A source said the ATP BOD has begun interviewing exec search firms instead of choosing between one of two insiders for the open CEO position, as had been expected. While Commercial Dir & ATP Europe CEO Laurent Delanney and Chief Media Officer, Chief Legal Officer & ATP Americas CEO Mark Young are not necessarily eliminated, the move to likely hire a search firm is in stark contrast to the plan for months to choose one of the two as the next leader at the Wimbledon board meetings. The CEO position is open after the April death of Exec Chair & President Brad Drewett, who suffered from ALS. It is unclear why the BOD chose this path, though Young was seen as an unlikely choice because of the European tilt of the sport. The CEO acts as a potential tie-breaker vote between three tourney reps on the BOD and three players reps. So until a new CEO is in place, it is unlikely any major business will get through. For example, the players want a big increase in tour prize money, something tourney reps are likely to oppose. The tour in '07 used a search firm, Spencer Stuart, to find Adam Helfant for the Exec Chair & President position -- passing over Larry Scott, now Pac-12 Commissioner, and Drewett, who accomplished a major increase in Grand Slam prize money in his brief tenure. Helfant served three years and left on poor terms because of a contract dispute. Drewett was chosen without the aid of a search firm.

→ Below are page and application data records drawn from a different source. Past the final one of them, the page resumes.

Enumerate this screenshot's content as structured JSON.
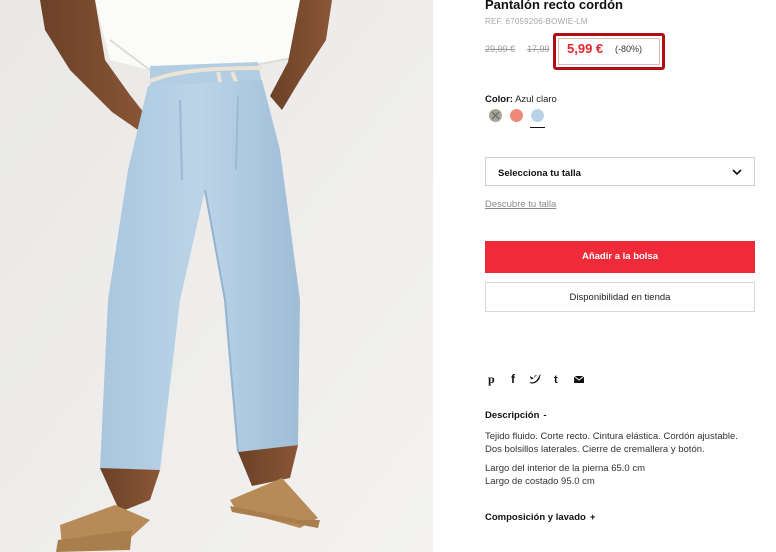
{
  "product": {
    "title": "Pantalón recto cordón",
    "ref": "REF. 67059206-BOWIE-LM",
    "old_prices": [
      "29,99 €",
      "17,99"
    ],
    "sale_price": "5,99 €",
    "discount": "(-80%)"
  },
  "color": {
    "label": "Color:",
    "value": "Azul claro",
    "swatches": [
      {
        "name": "Gris",
        "hex": "#a9a398",
        "available": false
      },
      {
        "name": "Coral",
        "hex": "#ee8a78",
        "available": true
      },
      {
        "name": "Azul claro",
        "hex": "#b9d3e6",
        "available": true,
        "selected": true
      }
    ]
  },
  "size": {
    "select_label": "Selecciona tu talla",
    "guide_link": "Descubre tu talla"
  },
  "actions": {
    "add_to_bag": "Añadir a la bolsa",
    "store_availability": "Disponibilidad en tienda"
  },
  "share_icons": [
    "pinterest-icon",
    "facebook-icon",
    "twitter-icon",
    "tumblr-icon",
    "email-icon"
  ],
  "description": {
    "heading": "Descripción",
    "toggle": "-",
    "lines": [
      "Tejido fluido. Corte recto. Cintura elástica. Cordón ajustable.",
      "Dos bolsillos laterales. Cierre de cremallera y botón.",
      "Largo del interior de la pierna 65.0 cm",
      "Largo de costado 95.0 cm"
    ]
  },
  "composition": {
    "heading": "Composición y lavado",
    "toggle": "+"
  },
  "colors": {
    "accent_red": "#ef2b3a",
    "price_red": "#e2262d",
    "highlight_box": "#b20d12"
  }
}
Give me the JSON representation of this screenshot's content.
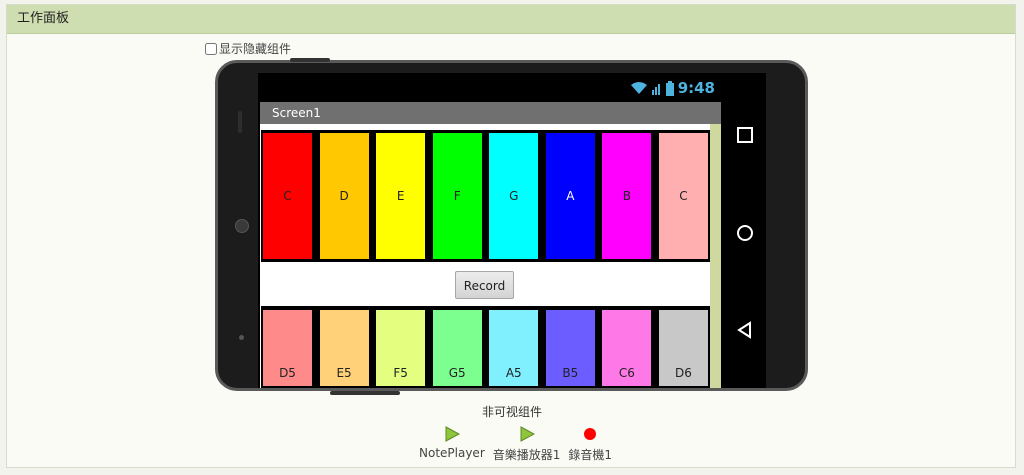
{
  "panel": {
    "title": "工作面板"
  },
  "toggle": {
    "label": "显示隐藏组件"
  },
  "status_bar": {
    "time": "9:48"
  },
  "screen": {
    "title": "Screen1"
  },
  "top_keys": [
    {
      "label": "C",
      "color": "#ff0000",
      "text_color": "#222"
    },
    {
      "label": "D",
      "color": "#ffc800",
      "text_color": "#222"
    },
    {
      "label": "E",
      "color": "#ffff00",
      "text_color": "#222"
    },
    {
      "label": "F",
      "color": "#00ff00",
      "text_color": "#222"
    },
    {
      "label": "G",
      "color": "#00ffff",
      "text_color": "#222"
    },
    {
      "label": "A",
      "color": "#0000ff",
      "text_color": "#ffffff"
    },
    {
      "label": "B",
      "color": "#ff00ff",
      "text_color": "#222"
    },
    {
      "label": "C",
      "color": "#ffafaf",
      "text_color": "#222"
    }
  ],
  "bottom_keys": [
    {
      "label": "D5",
      "color": "#ff8a8a",
      "text_color": "#222"
    },
    {
      "label": "E5",
      "color": "#ffd27a",
      "text_color": "#222"
    },
    {
      "label": "F5",
      "color": "#e4ff80",
      "text_color": "#222"
    },
    {
      "label": "G5",
      "color": "#7cff8f",
      "text_color": "#222"
    },
    {
      "label": "A5",
      "color": "#80f0ff",
      "text_color": "#222"
    },
    {
      "label": "B5",
      "color": "#6b5dff",
      "text_color": "#222"
    },
    {
      "label": "C6",
      "color": "#ff78e8",
      "text_color": "#222"
    },
    {
      "label": "D6",
      "color": "#c8c8c8",
      "text_color": "#222"
    }
  ],
  "record_button": {
    "label": "Record"
  },
  "nonvisible": {
    "title": "非可视组件",
    "items": [
      {
        "label": "NotePlayer",
        "icon": "player-icon"
      },
      {
        "label": "音樂播放器1",
        "icon": "player-icon"
      },
      {
        "label": "錄音機1",
        "icon": "recorder-icon"
      }
    ]
  }
}
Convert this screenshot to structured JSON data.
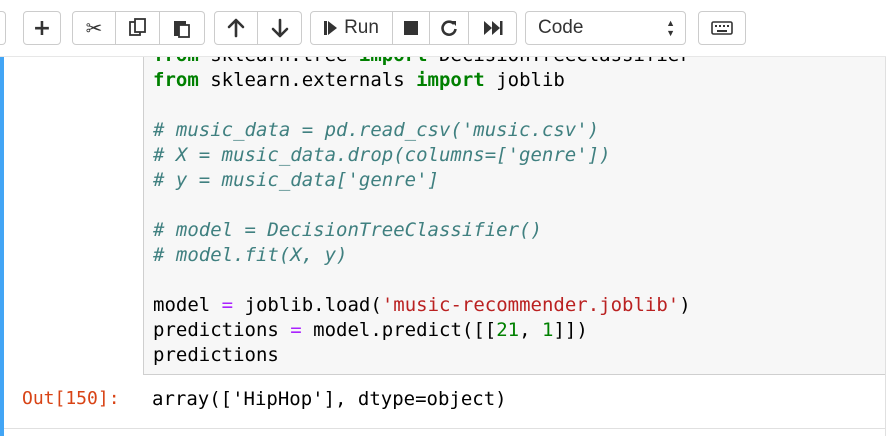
{
  "toolbar": {
    "run_label": "Run",
    "cell_type": "Code",
    "icons": [
      "plus-icon",
      "scissors-icon",
      "copy-icon",
      "paste-icon",
      "arrow-up-icon",
      "arrow-down-icon",
      "run-icon",
      "stop-icon",
      "restart-icon",
      "fast-forward-icon",
      "keyboard-icon"
    ]
  },
  "code": {
    "line0": {
      "kw1": "from",
      "t1": " sklearn.tree ",
      "kw2": "import",
      "t2": " DecisionTreeClassifier"
    },
    "line1": {
      "kw1": "from",
      "t1": " sklearn.externals ",
      "kw2": "import",
      "t2": " joblib"
    },
    "line3": "# music_data = pd.read_csv('music.csv')",
    "line4": "# X = music_data.drop(columns=['genre'])",
    "line5": "# y = music_data['genre']",
    "line7": "# model = DecisionTreeClassifier()",
    "line8": "# model.fit(X, y)",
    "line10": {
      "a": "model ",
      "eq": "=",
      "b": " joblib.load(",
      "s": "'music-recommender.joblib'",
      "c": ")"
    },
    "line11": {
      "a": "predictions ",
      "eq": "=",
      "b": " model.predict([[",
      "n1": "21",
      "c": ", ",
      "n2": "1",
      "d": "]])"
    },
    "line12": "predictions"
  },
  "output": {
    "prompt": "Out[150]:",
    "text": "array(['HipHop'], dtype=object)"
  },
  "colors": {
    "accent": "#42a5f5",
    "keyword": "#008000",
    "comment": "#408080",
    "string": "#ba2121",
    "operator": "#aa22ff",
    "out_prompt": "#d84315"
  }
}
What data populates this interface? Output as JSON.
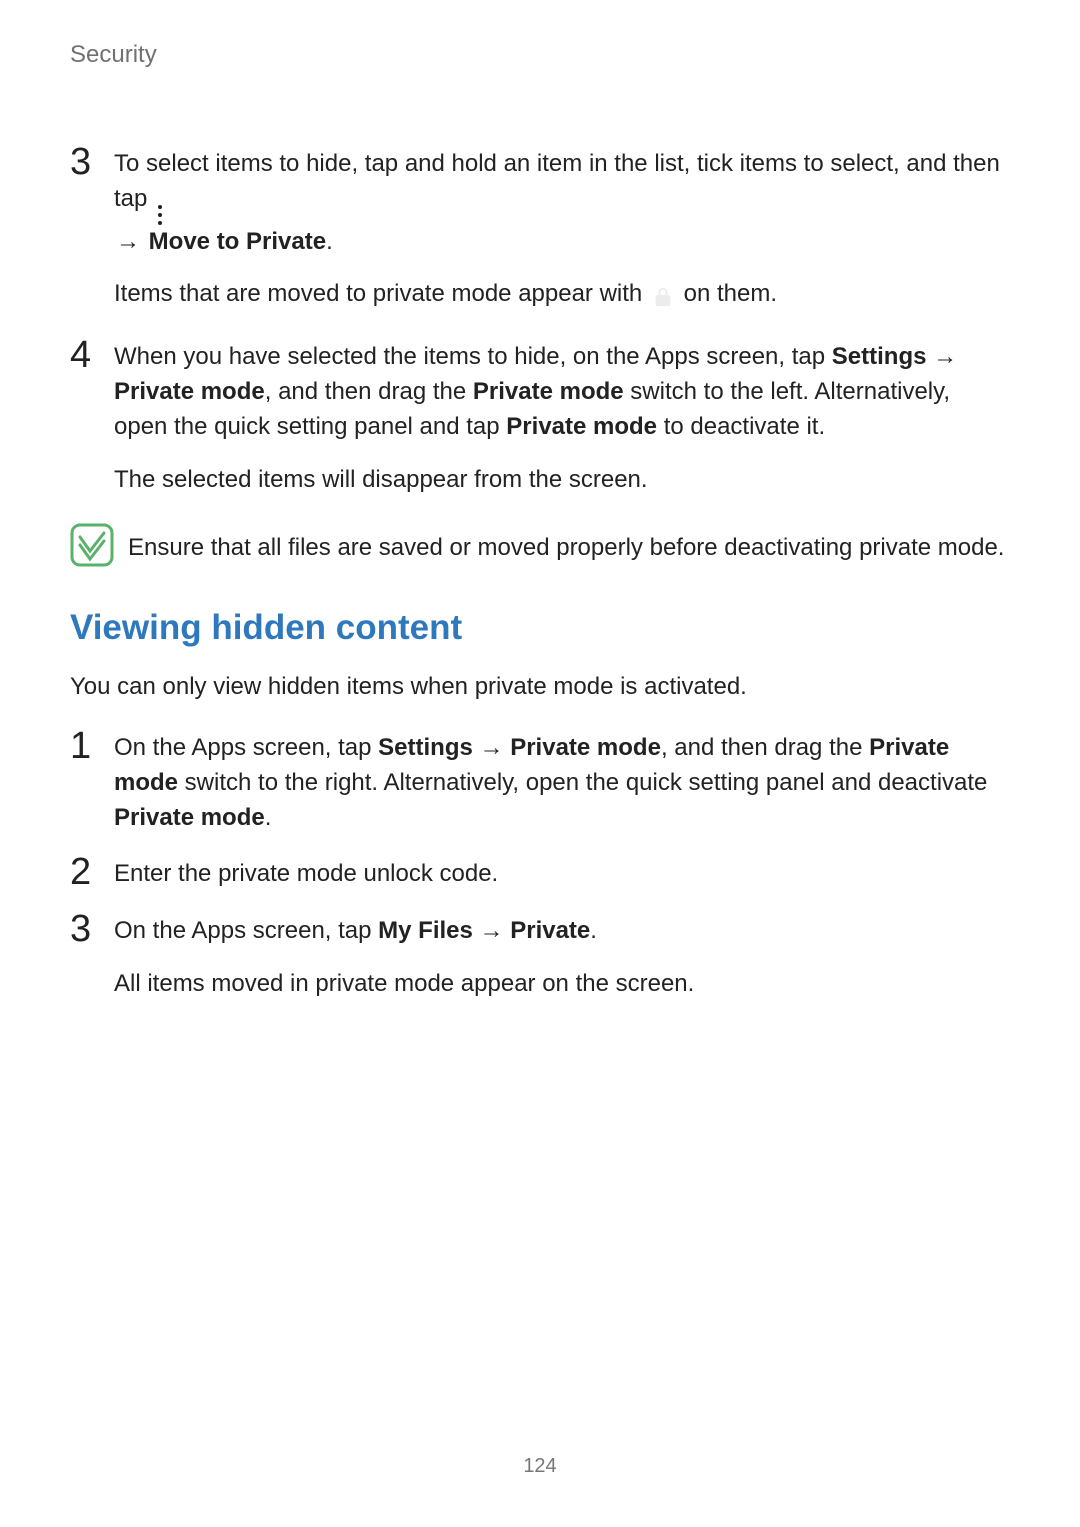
{
  "header": "Security",
  "step3": {
    "num": "3",
    "t1": "To select items to hide, tap and hold an item in the list, tick items to select, and then tap",
    "arrow": "→",
    "bold1": "Move to Private",
    "period": ".",
    "sub_a": "Items that are moved to private mode appear with",
    "sub_b": "on them."
  },
  "step4": {
    "num": "4",
    "t1": "When you have selected the items to hide, on the Apps screen, tap ",
    "b1": "Settings",
    "arrow1": " → ",
    "b2": "Private mode",
    "t2": ", and then drag the ",
    "b3": "Private mode",
    "t3": " switch to the left. Alternatively, open the quick setting panel and tap ",
    "b4": "Private mode",
    "t4": " to deactivate it.",
    "sub": "The selected items will disappear from the screen."
  },
  "note": "Ensure that all files are saved or moved properly before deactivating private mode.",
  "section_heading": "Viewing hidden content",
  "section_intro": "You can only view hidden items when private mode is activated.",
  "v1": {
    "num": "1",
    "t1": "On the Apps screen, tap ",
    "b1": "Settings",
    "arrow1": " → ",
    "b2": "Private mode",
    "t2": ", and then drag the ",
    "b3": "Private mode",
    "t3": " switch to the right. Alternatively, open the quick setting panel and deactivate ",
    "b4": "Private mode",
    "period": "."
  },
  "v2": {
    "num": "2",
    "t": "Enter the private mode unlock code."
  },
  "v3": {
    "num": "3",
    "t1": "On the Apps screen, tap ",
    "b1": "My Files",
    "arrow1": " → ",
    "b2": "Private",
    "period": ".",
    "sub": "All items moved in private mode appear on the screen."
  },
  "page_number": "124"
}
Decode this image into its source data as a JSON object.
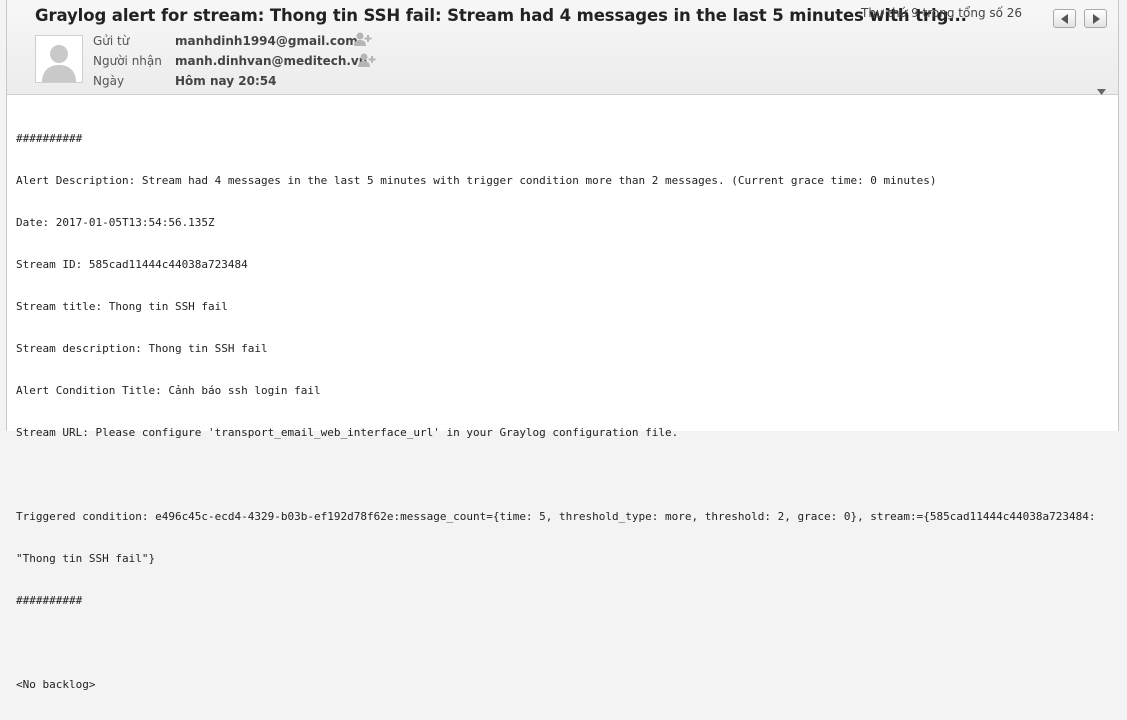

The NBA for the first time will play two regular-season games outside the U.S. and Canada next season. The T'Wolves and Spurs are set to play at Mexico City Arena on Dec. 4, while the Hawks will play the Nets at The O2 Arena in London on Jan. 16. The NBA has played three regular-season games in London in the previous three seasons. The league also is branding both its regular-season and preseason int'l schedule into the "NBA Global Games." The regular-season games now join the previously announced overseas preseason schedule that will include eight games in six countries in October (John Lombardo, Staff Writer). SB NATION’s Rodger Shermanon notes the league “has played several preseason games in Mexico, including a Hornets-Magic game this past October,” but there has not been a regular-season game there since '97. The teams next season will be “playing in a brand new arena, a 22,500-seat building opened last February.” The league “obviously wants to pique interest in the sport in the soccer-crazy nation of 112 million.” Meanwhile, it is the “second straight season the league has played a regular season game in London.” The logistic issue about playing in the U.K. “is jetlag: while several teams have taken European trips during the preseason, slotting a game with a six-hour time difference into a team's regular season schedule is somewhat tough.” It is “not clear which team will give up a home game to play overseas, but judging from recent attendance figures, it will probably be” the T’Wolves or the Hawks (, 6/25).